The secret to making huge gains in the markets is to invest in a way that you “don’t need the money” – that you can’t be shaken out of your positions before your profits have had time to fully ripen.
Smart Trailing Stops and position sizing are powerful tools for making sure that you’re one of the market’s winners. I hope I helped show you one of the reasons why today, and I hope that you’ll use Smart Trailing Stops to grow and protect your wealth…
To the growth of your wealth,
Richard M. Smith, PhD
Founder & CEO, TradeStops.com
The Most Important Chart in Investing
Today I’d like to share with you what I believe to be the most important chart in investing.
Queue the drums! Raise the bugles!
The Average Investor’s Response to Gain & Loss
Kind of simple, huh?
This chart captures what I believe to be one of the most important challenges that all investors must overcome in order to really succeed in the markets – the tendency to prefer our losers over our winners.
What do I mean by “prefer”?
This is a chart that shows how we respond to gains and losses in the markets. The vertical axis here, behavioral economists call this by the academic descriptions of “value” or “utility”.
I like to think of it as the emotional impact of our gains and our losses.
As our gains get bigger, the emotional impact of those gains tapers off. If we get a 100 percent gain, that’s fantastic.

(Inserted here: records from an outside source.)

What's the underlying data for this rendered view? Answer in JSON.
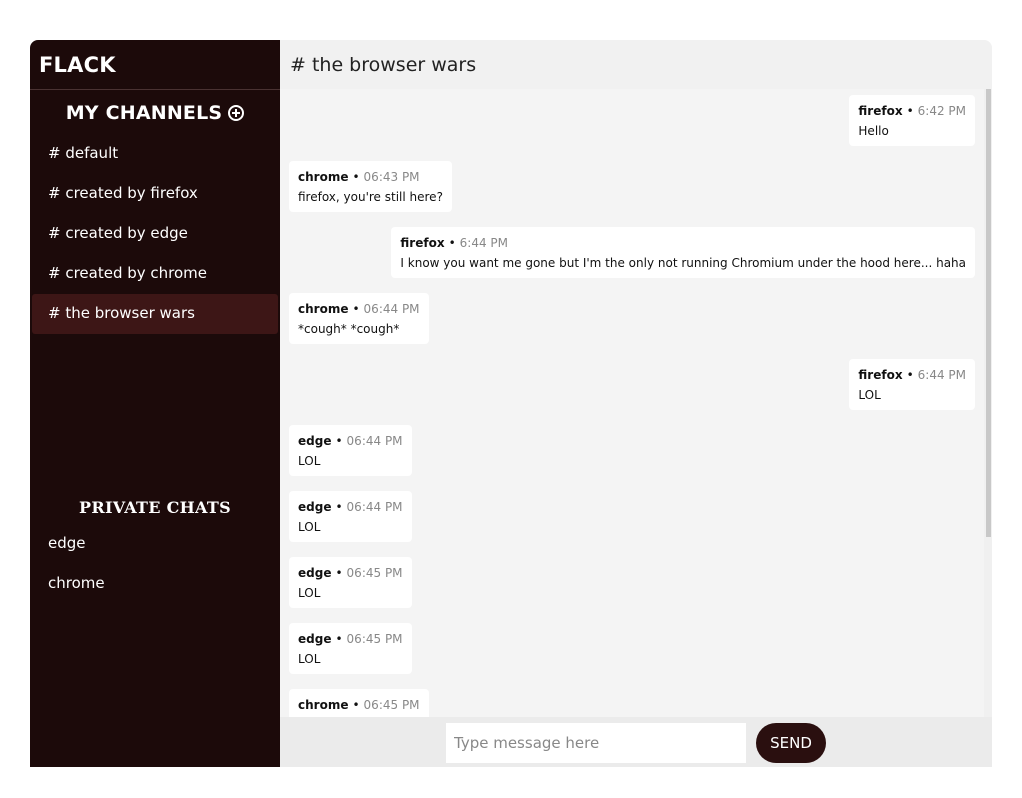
{
  "app": {
    "brand": "FLACK"
  },
  "sidebar": {
    "channels_title": "MY CHANNELS",
    "channels": [
      {
        "label": "# default",
        "active": false
      },
      {
        "label": "# created by firefox",
        "active": false
      },
      {
        "label": "# created by edge",
        "active": false
      },
      {
        "label": "# created by chrome",
        "active": false
      },
      {
        "label": "# the browser wars",
        "active": true
      }
    ],
    "private_title": "PRIVATE CHATS",
    "private_chats": [
      "edge",
      "chrome"
    ]
  },
  "channel": {
    "title": "# the browser wars"
  },
  "messages": [
    {
      "author": "firefox",
      "time": "6:42 PM",
      "text": "Hello",
      "mine": true
    },
    {
      "author": "chrome",
      "time": "06:43 PM",
      "text": "firefox, you're still here?",
      "mine": false
    },
    {
      "author": "firefox",
      "time": "6:44 PM",
      "text": "I know you want me gone but I'm the only not running Chromium under the hood here... haha",
      "mine": true
    },
    {
      "author": "chrome",
      "time": "06:44 PM",
      "text": "*cough* *cough*",
      "mine": false
    },
    {
      "author": "firefox",
      "time": "6:44 PM",
      "text": "LOL",
      "mine": true
    },
    {
      "author": "edge",
      "time": "06:44 PM",
      "text": "LOL",
      "mine": false
    },
    {
      "author": "edge",
      "time": "06:44 PM",
      "text": "LOL",
      "mine": false
    },
    {
      "author": "edge",
      "time": "06:45 PM",
      "text": "LOL",
      "mine": false
    },
    {
      "author": "edge",
      "time": "06:45 PM",
      "text": "LOL",
      "mine": false
    },
    {
      "author": "chrome",
      "time": "06:45 PM",
      "text": "",
      "mine": false
    }
  ],
  "composer": {
    "placeholder": "Type message here",
    "send_label": "SEND"
  },
  "colors": {
    "sidebar_bg": "#1c0a0a",
    "active_channel": "#3d1616",
    "send_button": "#2a0f0f"
  }
}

If we get a 200 percent gain, you know, it’s great but, emotionally, it’s not twice as great as a 100 percent gain.
On the other hand, when it comes to losers, as losses increase (to the left) the impact of those losses doesn’t taper off in the same way that the impact of the gains tapers off.

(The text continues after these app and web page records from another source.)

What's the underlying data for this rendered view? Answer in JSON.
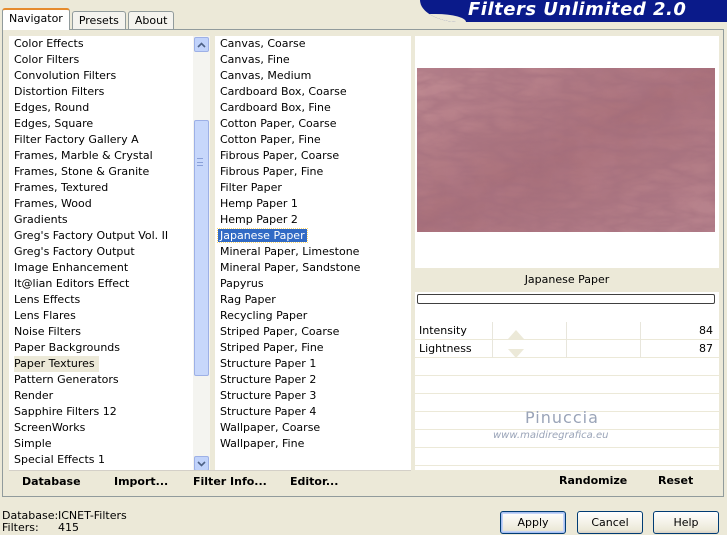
{
  "header": {
    "title": "Filters Unlimited 2.0"
  },
  "tabs": [
    {
      "label": "Navigator",
      "active": true
    },
    {
      "label": "Presets",
      "active": false
    },
    {
      "label": "About",
      "active": false
    }
  ],
  "categories": {
    "items": [
      "Color Effects",
      "Color Filters",
      "Convolution Filters",
      "Distortion Filters",
      "Edges, Round",
      "Edges, Square",
      "Filter Factory Gallery A",
      "Frames, Marble & Crystal",
      "Frames, Stone & Granite",
      "Frames, Textured",
      "Frames, Wood",
      "Gradients",
      "Greg's Factory Output Vol. II",
      "Greg's Factory Output",
      "Image Enhancement",
      "It@lian Editors Effect",
      "Lens Effects",
      "Lens Flares",
      "Noise Filters",
      "Paper Backgrounds",
      "Paper Textures",
      "Pattern Generators",
      "Render",
      "Sapphire Filters 12",
      "ScreenWorks",
      "Simple",
      "Special Effects 1"
    ],
    "selected_index": 20
  },
  "filters": {
    "items": [
      "Canvas, Coarse",
      "Canvas, Fine",
      "Canvas, Medium",
      "Cardboard Box, Coarse",
      "Cardboard Box, Fine",
      "Cotton Paper, Coarse",
      "Cotton Paper, Fine",
      "Fibrous Paper, Coarse",
      "Fibrous Paper, Fine",
      "Filter Paper",
      "Hemp Paper 1",
      "Hemp Paper 2",
      "Japanese Paper",
      "Mineral Paper, Limestone",
      "Mineral Paper, Sandstone",
      "Papyrus",
      "Rag Paper",
      "Recycling Paper",
      "Striped Paper, Coarse",
      "Striped Paper, Fine",
      "Structure Paper 1",
      "Structure Paper 2",
      "Structure Paper 3",
      "Structure Paper 4",
      "Wallpaper, Coarse",
      "Wallpaper, Fine"
    ],
    "selected_index": 12
  },
  "toolbar": {
    "database": "Database",
    "import": "Import...",
    "filter_info": "Filter Info...",
    "editor": "Editor..."
  },
  "preview": {
    "filter_name": "Japanese Paper",
    "params": [
      {
        "label": "Intensity",
        "value": "84"
      },
      {
        "label": "Lightness",
        "value": "87"
      }
    ],
    "watermark_name": "Pinuccia",
    "watermark_site": "www.maidiregrafica.eu",
    "randomize": "Randomize",
    "reset": "Reset"
  },
  "status": {
    "database_label": "Database:",
    "database_value": "ICNET-Filters",
    "filters_label": "Filters:",
    "filters_value": "415"
  },
  "buttons": {
    "apply": "Apply",
    "cancel": "Cancel",
    "help": "Help"
  },
  "colors": {
    "banner": "#0a1a8a",
    "selection": "#316ac5",
    "preview_tone": "#b37a82"
  }
}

As losses get bigger, the emotional impact or our attachment to those losses, intensifies.
If we get a 25 percent loss, that hurts. But if we have a 50 percent loss it hurts a whole lot more. You have a 75 percent loss, it’s really a killer.

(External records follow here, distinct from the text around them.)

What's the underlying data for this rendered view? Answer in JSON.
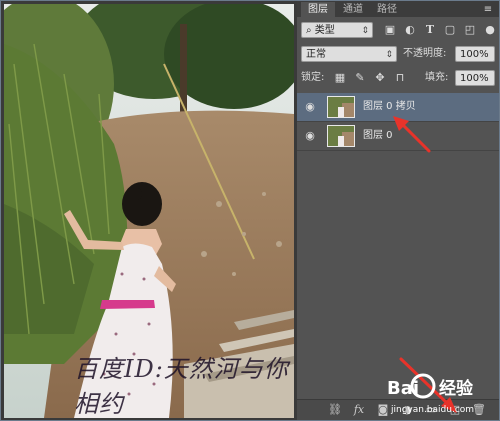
{
  "panel": {
    "tabs": [
      "图层",
      "通道",
      "路径"
    ],
    "filter": {
      "kind_label": "类型"
    },
    "blend_mode": "正常",
    "opacity_label": "不透明度:",
    "opacity_value": "100%",
    "lock_label": "锁定:",
    "fill_label": "填充:",
    "fill_value": "100%",
    "layers": [
      {
        "name": "图层 0 拷贝",
        "selected": true
      },
      {
        "name": "图层 0",
        "selected": false
      }
    ]
  },
  "watermark": {
    "text": "百度ID:天然河与你相约",
    "brand": "Bai度经验",
    "url": "jingyan.baidu.com"
  },
  "colors": {
    "annotation_arrow": "#e8332a",
    "selected_layer": "#5c6c80",
    "panel_bg": "#535353"
  }
}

As losses grow they become very consuming. We get very attached to those losing positions. We can’t let go of them.
That’s why I say that many investors prefer their losers… because they hold on to them.
Most people get stuck in their losers, very emotionally attached to those positions. It’s hard to let them go.
Maybe we’ll even double down on those losses and try to get back to “break even” quicker. Right?
I can’t tell you how many times I’ve heard people say, “I’ll get out when it gets back to break even.”
If you ever hear yourself say, “I’ll get out when it gets back to break even,” it’s time to get out now. It’s a sign that, regardless of what happens with the stock, your mind isn’t in the right place about it.
Benjamin Graham, the father of value investing and mentor to Warren Buffett, once said, “The investor’s chief problem and even his worst enemy is likely to be himself.”
That certainly rings true for me.
Many investors, after getting burned a few times, realize that taking big losses is a really bad idea.
Not only is it tough on your portfolio but it’s tough on you psychologically. It beats you up and discourages you from taking advantage of future opportunities.
That’s why many investors pretty quickly agree with the idea that you’ve got to cut your losers.
If we refer back to our original chart, we might say that this more “experienced” type of investor can get his or her behavior chart to look like this:
Intermediate Investor’s Response to Gain & Loss
This “intermediate” level of investor has stopped the bleeding by learning to limit losses.
Few investors, however, every truly master the art of staying in their winners.
There’s a famous saying, I think that it was by John Maynard Keynes – “Markets can remain irrational longer than you can remain solvent.”
That’s true! Financial markets regularly go places that no one expects them to go.
The key to life–changing gains in the stock market is to make that market madness work for you instead of against you – turning our original chart on its head so that it looks like this:
Advanced Investor’s Response to Gain & Loss
Come to think of it, I guess that I have to take back what I said earlier… THIS is the most important chart in investing.
To the growth of your wealth,
Richard M. Smith, PhD
Founder & CEO, TradeStops.com